February 14, 2019
Setting out to be on the treadmill for a flat amount of time, say 30 minutes at a steady pace, can be challenging to tackle when while it feels like you’ve been running forever, but the treadmill’s timer is just creeping along.
Fortunately, there’s a way to break up your runs into bite-sized chunks that make it feel more approachable than the 30-minute-straight alternative, and it has a funny name – fartleks, also known as the 5-4-3-2-1 method.
Fartlek is Swedish for "speed play," and that is exactly what this run is all about. Unlike other types of runs (and there are surprisingly many), fartlek is unstructured and alternates between moderate to hard efforts with easy efforts throughout, according to Runner’s World.
After a warm-up, runners start out with longer intervals and work their way down timewise (5 minutes, 5 minutes; 4 minutes, 4 minutes; 3 minutes, 3 minutes; 2 minutes, 2 minutes; 1 minute, 1 minute), while increasing the speed of threshold intervals. By the end, you’ll be exerting more effort, but it’ll feel easier since you’ll only be holding that rate of exertion for, say, one minute, Well and Good explains.
When enjoying a jaunt outside, it’s easy to play with speed, fartlek-style, by running at faster efforts for short periods of time like, running to that tree, or to that sign, followed by easy-effort running to recover, Runner’s World explains.
“When you have a block of recovery time that you’re working toward, it kind of helps you mentally. You know that there’s a recovery coming up and that if you push hard to get over the hump, you’re going to have a nice jogging period or rest period coming up,” Corinne Fitzgerald, head coach at New York’s Mile High Run Club, tells Well and Good.
You’ll notice that each time chunk has two “sets,” one in which you give it your all, while the other is used as an active recovery — running at a slower pace to help improve endurance and stamina over time. You could also walk during this time, depending on your stamina level.
“Staying in the zone where you’re still working and not taking your heart rate completely back down keeps you in that fat burning zone. That’s why going only to your threshold and not going to your 100 percent means you won’t have to recover back down at your zero percent,” Fitzgerald explains.
While this method is most often associated with running, it’s easy to apply the 5-4-3-2-1 count to other aerobic activities such as spinning, the stairclimber, the elliptical and more.
The purpose of this type of training is to help runners develop awareness of their bodies to utilize their different energy systems efficiently and when needed.

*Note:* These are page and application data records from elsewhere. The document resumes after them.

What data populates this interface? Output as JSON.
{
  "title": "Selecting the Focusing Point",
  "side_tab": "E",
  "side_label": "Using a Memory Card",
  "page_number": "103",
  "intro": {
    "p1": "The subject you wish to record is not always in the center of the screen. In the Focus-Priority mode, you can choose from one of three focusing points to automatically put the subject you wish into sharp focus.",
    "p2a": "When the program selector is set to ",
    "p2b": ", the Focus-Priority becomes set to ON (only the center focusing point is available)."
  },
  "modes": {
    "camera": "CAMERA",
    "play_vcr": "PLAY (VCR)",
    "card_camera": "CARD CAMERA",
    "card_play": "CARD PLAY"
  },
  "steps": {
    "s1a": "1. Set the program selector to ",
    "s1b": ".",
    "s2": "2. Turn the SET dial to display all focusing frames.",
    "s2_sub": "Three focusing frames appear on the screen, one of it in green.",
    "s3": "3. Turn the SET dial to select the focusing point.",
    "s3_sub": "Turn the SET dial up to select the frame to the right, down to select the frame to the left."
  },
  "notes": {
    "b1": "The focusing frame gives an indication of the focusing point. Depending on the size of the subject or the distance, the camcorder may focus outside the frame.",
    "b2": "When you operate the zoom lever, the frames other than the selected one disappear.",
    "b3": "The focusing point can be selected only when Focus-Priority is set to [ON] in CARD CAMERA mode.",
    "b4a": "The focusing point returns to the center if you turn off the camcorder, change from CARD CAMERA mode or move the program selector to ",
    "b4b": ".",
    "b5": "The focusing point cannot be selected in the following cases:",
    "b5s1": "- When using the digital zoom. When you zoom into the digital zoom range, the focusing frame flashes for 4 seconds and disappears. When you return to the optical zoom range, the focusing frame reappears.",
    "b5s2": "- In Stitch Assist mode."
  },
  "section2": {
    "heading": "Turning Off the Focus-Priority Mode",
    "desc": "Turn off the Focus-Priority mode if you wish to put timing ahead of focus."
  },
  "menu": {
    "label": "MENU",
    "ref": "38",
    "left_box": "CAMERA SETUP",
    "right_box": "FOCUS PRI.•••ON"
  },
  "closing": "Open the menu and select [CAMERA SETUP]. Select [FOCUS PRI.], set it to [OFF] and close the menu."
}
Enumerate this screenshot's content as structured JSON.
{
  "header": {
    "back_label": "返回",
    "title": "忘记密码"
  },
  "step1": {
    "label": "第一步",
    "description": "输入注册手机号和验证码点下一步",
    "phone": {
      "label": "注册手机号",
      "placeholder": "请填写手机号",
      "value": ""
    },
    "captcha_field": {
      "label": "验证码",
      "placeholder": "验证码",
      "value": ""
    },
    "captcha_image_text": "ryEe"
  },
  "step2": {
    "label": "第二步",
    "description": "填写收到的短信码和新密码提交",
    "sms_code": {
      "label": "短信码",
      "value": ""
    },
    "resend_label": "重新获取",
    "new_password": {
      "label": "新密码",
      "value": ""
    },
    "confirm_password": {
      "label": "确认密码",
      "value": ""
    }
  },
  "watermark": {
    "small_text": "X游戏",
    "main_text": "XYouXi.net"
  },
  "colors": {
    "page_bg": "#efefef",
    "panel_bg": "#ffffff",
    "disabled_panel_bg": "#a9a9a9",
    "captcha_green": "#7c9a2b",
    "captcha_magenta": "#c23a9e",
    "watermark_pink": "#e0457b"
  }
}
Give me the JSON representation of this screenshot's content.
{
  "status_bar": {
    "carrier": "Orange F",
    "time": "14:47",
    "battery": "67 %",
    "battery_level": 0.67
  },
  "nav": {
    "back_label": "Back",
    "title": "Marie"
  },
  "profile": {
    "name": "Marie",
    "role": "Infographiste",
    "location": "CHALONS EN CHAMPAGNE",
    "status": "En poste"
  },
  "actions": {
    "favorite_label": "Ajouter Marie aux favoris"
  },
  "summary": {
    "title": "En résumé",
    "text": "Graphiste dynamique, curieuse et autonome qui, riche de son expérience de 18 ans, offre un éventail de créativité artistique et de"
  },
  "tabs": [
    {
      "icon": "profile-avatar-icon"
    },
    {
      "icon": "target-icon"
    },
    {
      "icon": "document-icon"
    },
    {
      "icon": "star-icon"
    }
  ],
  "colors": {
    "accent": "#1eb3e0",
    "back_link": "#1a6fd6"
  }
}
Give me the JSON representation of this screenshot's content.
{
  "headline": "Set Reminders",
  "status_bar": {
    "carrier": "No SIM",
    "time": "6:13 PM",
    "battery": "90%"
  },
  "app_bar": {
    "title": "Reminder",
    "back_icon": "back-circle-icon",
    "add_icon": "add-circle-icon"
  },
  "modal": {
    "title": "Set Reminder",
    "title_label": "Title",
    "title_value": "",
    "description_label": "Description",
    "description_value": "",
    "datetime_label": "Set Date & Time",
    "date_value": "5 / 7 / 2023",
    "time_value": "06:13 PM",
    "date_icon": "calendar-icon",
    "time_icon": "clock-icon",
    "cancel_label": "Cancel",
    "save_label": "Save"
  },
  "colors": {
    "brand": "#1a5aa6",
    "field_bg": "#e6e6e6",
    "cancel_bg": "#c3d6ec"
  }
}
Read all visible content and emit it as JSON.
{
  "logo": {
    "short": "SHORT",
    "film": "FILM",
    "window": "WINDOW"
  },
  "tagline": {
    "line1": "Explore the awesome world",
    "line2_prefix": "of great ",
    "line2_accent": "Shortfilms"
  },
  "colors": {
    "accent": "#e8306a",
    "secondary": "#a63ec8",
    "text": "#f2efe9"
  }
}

The great thing about fartleks is the freedom to customize it to do whatever you want. You are not bound by a set structure, ACTIVE explains. As for frequency, it’s suggested to incorporate fartlek training at least once every two weeks.
Well and Good provides this sample fartlek workout plan:
5 minutes: Active Recovery (at about 65 percent of your maximum effort level)
5 minutes: Threshold Pace (at 80 to 90 percent of your maximum heart-rate)
4 minutes: Active Recovery
4 minutes: Threshold Pace (increase slightly from last threshold interval)
3 minutes: Active Recovery
3 minutes: Threshold Pace (increase slightly from last threshold interval)
2 minutes: Active Recovery
2 minutes: Threshold Pace (increase slightly from last threshold interval)
1 minutes: Active Recovery
1 minutes: Threshold Pace (increase slightly from last threshold interval)
There are plenty of other fartlek examples all over the internet. For example, this runner’s website has a fartlek training plan for everything from a 5K to a marathon.